Historical facts confirm us in the most revealing way, the continuous necessity of the man to be able to communicate effectively with people of different cultures. Archaeological findings revealed that commercial ambassadors of Late Bronze Age Midle East Kingdoms were able to communicate in various languages and dialects in order to promote their goods. King Mithridates of Pontus, in 3rd Century BC, was very famous for his multilingual skills as he was able to speak in about 22 different languages, while the average Roman citizen was able to communicate in at least 3 languages.

The United Europe, as a fundamental political fact of the modern world, is a multinational institution, and of course a multicultural and multilingual living organization. The main challenge for the citizens of the United Europe, is the challenge of multilingualism: the challenge to motivate and to create opportunities for  the European citizens to learn more languages, to understand and appreciate more deeply and effectively the  cultural diversity, and mostly the human dimension of the nations they live together, work together and co-decide on a variety of topics.

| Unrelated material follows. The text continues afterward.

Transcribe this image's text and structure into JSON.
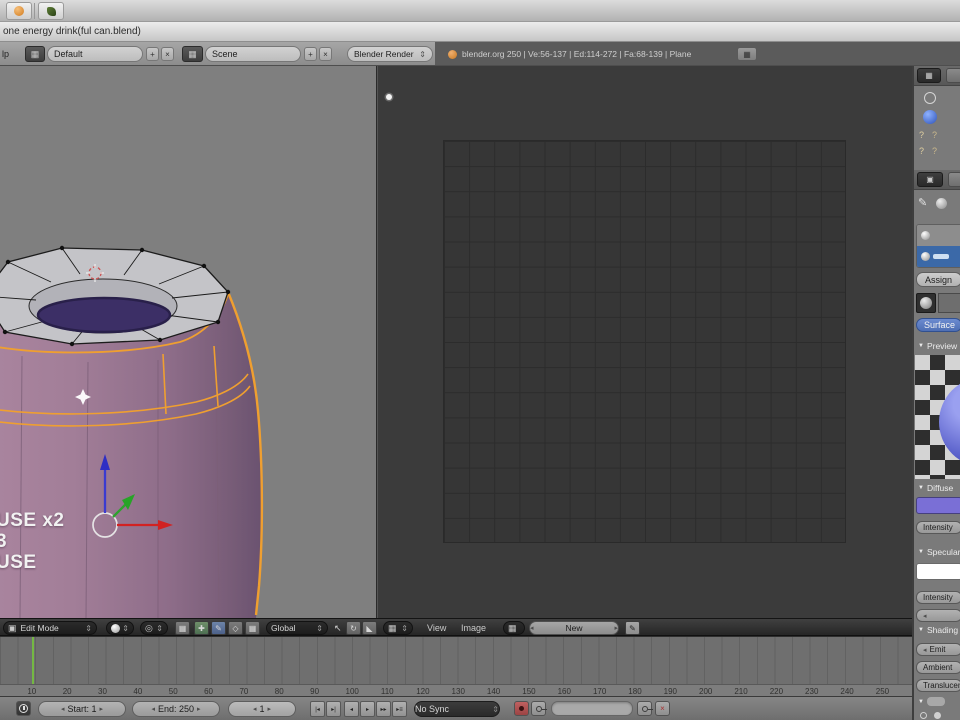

The term multilingualism refers both to a situation where many languages are spoken in a certain geographical area, and an individual’s ability to use several languages. Multilingualism with both concepts, recognized  by the European Treaties, is a key feature of Europe and reflects the diverse cultural and linguistic reality of Europe. Thanks to this, the European institutions are more accessible and transparent to the citizens, which is a guarantee of democratic functioning

European Union has established multilingualism as a undisputable right. It’s policy on multilingualism is based on three objectives: Firstly, to encourage the language-learning and promotion of linguistic variety in societies. Secondly  to promote a healthy multilingual economy and finally to give to citizens an access to the legislation and the official administrative functions of the European Union. Furthermore, to handle multiple languages not only develops you as a person but the languages themselves.  Each EU language enriched by the mere fact that co-exists with dozens of others. This interactive process benefits all concerned countries and the language itself. As for the social benefits, once you learn another language, you avoid what it is also known as ” provincialism.”

In a multilingual and multicultural united Europe, the development of intercultural communicative competence acquires major dimension. A citizen who communicates through open ways of thinking,  a citizen who builds relationships, mutual understanding and respect, regardless of the ethnic, linguistic or religious origins of his interlocutor, a citizen who is open and ready to adopt foreign languages as a mean of cultural integration, is  a citizen who strengthens the spirit of European citizenship and European consummation. Our ethical obligation is to follow this path and be open to the – today and future- multilingual reality.

Spyros Bakas